> _Required action_
Lines that include the string "Ajustes" are the ones to copy from the entries below.

Data items:
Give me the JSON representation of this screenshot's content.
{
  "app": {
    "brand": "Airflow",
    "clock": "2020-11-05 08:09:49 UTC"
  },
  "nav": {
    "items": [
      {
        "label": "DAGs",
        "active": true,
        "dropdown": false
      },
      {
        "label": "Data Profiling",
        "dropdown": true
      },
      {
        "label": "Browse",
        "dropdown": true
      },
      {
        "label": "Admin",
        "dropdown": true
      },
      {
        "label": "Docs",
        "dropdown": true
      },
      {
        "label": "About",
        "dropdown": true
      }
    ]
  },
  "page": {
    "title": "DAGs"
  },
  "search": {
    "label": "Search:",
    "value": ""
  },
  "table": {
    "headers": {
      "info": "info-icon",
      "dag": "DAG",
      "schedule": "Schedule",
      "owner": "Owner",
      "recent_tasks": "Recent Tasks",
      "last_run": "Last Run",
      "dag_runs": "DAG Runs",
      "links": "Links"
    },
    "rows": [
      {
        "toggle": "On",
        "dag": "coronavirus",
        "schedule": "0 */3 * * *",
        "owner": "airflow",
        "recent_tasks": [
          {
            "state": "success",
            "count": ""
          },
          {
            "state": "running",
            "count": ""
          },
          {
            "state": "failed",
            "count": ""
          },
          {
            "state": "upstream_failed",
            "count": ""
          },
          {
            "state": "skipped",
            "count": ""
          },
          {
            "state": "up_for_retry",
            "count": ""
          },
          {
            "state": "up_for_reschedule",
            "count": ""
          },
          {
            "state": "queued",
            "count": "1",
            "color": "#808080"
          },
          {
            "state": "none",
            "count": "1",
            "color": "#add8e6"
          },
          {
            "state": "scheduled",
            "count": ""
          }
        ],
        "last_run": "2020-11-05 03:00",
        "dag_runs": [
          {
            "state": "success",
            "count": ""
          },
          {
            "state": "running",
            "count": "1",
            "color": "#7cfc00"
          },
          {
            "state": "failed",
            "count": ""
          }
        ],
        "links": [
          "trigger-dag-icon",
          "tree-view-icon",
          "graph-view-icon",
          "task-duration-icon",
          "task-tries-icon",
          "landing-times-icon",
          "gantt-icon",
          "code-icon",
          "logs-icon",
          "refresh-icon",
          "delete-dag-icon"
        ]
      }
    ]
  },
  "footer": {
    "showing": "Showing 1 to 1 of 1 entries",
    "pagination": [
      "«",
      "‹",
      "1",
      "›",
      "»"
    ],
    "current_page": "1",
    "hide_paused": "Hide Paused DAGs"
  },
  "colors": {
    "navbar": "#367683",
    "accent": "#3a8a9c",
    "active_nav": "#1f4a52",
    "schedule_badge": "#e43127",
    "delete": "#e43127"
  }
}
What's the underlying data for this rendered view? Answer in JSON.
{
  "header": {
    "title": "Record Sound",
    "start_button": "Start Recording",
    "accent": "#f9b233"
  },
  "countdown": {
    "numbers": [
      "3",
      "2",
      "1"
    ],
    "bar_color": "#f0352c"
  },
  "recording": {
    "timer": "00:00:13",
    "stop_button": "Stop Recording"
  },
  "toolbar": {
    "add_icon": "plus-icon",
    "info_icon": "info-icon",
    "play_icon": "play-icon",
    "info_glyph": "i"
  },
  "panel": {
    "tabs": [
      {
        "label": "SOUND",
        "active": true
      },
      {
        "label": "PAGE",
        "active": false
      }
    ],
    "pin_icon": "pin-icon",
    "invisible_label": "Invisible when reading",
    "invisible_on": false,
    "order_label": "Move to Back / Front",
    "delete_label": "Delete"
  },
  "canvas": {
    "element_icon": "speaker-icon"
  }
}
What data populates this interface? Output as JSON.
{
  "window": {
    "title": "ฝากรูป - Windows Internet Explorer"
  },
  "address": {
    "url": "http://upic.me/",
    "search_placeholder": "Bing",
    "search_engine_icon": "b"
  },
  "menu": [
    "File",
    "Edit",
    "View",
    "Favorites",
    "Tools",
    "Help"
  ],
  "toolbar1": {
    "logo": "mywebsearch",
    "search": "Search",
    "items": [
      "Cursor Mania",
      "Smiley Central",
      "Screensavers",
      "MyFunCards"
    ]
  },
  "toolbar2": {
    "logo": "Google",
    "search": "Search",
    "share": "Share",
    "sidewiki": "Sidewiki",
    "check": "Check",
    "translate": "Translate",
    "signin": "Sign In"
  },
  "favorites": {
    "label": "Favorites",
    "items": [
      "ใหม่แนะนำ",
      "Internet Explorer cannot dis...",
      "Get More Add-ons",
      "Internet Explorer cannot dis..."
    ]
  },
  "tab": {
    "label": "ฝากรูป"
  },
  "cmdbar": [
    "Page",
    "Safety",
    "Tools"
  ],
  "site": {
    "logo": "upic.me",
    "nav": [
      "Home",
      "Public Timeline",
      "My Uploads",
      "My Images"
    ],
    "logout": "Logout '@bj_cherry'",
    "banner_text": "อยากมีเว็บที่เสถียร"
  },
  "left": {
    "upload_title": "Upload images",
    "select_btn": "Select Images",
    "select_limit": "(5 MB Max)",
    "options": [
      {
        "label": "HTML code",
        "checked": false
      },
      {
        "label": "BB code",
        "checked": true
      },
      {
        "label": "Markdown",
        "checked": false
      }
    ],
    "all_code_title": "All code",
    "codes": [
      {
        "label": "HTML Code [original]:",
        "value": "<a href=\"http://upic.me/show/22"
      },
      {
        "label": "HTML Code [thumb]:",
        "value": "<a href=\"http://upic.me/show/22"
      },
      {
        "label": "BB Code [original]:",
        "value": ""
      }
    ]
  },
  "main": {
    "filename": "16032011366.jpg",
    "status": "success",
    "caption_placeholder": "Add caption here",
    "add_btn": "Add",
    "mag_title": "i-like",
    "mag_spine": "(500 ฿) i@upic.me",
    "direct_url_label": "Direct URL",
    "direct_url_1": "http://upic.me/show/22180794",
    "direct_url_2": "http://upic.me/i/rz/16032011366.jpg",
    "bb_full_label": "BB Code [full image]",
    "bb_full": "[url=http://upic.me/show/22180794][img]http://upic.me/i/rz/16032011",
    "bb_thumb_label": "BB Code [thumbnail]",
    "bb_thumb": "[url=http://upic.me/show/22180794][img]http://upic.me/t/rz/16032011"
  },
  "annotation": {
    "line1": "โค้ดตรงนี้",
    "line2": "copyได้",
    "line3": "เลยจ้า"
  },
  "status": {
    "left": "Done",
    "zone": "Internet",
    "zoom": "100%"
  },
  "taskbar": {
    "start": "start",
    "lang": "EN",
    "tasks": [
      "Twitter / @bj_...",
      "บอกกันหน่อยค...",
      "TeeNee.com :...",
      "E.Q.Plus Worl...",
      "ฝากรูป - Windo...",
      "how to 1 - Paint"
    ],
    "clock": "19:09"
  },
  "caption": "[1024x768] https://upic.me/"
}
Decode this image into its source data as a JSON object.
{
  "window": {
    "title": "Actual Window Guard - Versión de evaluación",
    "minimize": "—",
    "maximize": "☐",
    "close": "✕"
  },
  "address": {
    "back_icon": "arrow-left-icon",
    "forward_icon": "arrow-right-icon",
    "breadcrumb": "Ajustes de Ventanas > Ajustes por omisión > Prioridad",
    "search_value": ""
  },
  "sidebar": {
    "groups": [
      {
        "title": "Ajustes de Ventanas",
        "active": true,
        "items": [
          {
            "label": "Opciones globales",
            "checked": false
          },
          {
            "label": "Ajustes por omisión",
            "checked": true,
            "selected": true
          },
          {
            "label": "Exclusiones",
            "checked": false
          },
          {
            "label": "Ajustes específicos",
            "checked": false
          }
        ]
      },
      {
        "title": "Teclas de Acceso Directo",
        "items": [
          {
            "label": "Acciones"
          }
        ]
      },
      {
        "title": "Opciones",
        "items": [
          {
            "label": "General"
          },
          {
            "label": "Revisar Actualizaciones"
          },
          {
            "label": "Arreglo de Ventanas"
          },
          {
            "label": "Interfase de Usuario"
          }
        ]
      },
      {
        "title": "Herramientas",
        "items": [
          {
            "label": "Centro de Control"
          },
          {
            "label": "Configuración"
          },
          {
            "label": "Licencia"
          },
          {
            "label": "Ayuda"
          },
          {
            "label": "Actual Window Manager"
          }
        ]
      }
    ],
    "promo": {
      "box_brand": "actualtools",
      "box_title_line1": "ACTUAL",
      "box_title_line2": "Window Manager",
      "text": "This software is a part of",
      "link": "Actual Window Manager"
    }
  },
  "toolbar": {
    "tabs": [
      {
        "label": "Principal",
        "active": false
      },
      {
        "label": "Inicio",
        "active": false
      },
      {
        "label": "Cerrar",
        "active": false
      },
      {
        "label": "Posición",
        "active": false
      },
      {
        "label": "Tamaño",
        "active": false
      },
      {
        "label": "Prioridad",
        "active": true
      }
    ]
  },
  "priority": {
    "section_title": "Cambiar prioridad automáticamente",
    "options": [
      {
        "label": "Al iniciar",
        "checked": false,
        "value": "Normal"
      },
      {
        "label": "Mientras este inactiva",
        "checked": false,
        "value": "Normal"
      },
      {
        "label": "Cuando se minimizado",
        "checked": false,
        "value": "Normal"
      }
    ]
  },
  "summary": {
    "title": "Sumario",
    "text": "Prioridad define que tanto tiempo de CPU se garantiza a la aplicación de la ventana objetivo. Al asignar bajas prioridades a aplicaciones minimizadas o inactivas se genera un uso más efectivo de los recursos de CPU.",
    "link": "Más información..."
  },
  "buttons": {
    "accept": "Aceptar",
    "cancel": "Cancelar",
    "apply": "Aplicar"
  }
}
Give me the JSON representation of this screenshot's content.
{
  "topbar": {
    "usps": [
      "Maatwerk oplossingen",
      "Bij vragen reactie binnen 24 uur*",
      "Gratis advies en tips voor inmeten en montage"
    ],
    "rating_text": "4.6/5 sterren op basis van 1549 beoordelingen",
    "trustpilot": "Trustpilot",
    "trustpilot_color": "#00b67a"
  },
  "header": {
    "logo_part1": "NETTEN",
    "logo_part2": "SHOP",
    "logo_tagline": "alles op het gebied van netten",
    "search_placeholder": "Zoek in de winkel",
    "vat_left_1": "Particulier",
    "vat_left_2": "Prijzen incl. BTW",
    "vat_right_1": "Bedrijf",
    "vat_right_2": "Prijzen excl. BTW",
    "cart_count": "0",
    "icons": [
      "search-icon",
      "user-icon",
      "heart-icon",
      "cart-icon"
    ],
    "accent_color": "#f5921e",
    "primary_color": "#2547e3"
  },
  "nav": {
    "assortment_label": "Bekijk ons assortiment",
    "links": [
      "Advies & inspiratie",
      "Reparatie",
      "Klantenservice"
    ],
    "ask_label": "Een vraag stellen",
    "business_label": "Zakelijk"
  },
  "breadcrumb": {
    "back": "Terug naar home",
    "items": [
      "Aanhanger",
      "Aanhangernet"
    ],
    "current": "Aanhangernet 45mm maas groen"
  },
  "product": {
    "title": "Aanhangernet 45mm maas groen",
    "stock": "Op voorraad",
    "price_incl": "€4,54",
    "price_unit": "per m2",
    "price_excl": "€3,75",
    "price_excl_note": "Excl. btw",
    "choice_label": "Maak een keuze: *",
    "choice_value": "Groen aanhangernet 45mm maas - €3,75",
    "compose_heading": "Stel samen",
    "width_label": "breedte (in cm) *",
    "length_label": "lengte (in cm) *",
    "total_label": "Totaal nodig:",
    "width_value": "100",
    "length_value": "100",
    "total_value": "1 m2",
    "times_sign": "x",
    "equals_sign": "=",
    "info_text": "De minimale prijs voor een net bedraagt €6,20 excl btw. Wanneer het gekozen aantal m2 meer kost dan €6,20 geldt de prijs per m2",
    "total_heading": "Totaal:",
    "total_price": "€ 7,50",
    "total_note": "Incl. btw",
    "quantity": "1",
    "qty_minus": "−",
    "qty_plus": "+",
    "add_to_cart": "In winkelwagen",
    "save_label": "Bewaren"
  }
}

> _Response for this exercise_
    "breadcrumb": "Ajustes de Ventanas > Ajustes por omisión > Prioridad",
        "title": "Ajustes de Ventanas",
            "label": "Ajustes por omisión",
            "label": "Ajustes específicos",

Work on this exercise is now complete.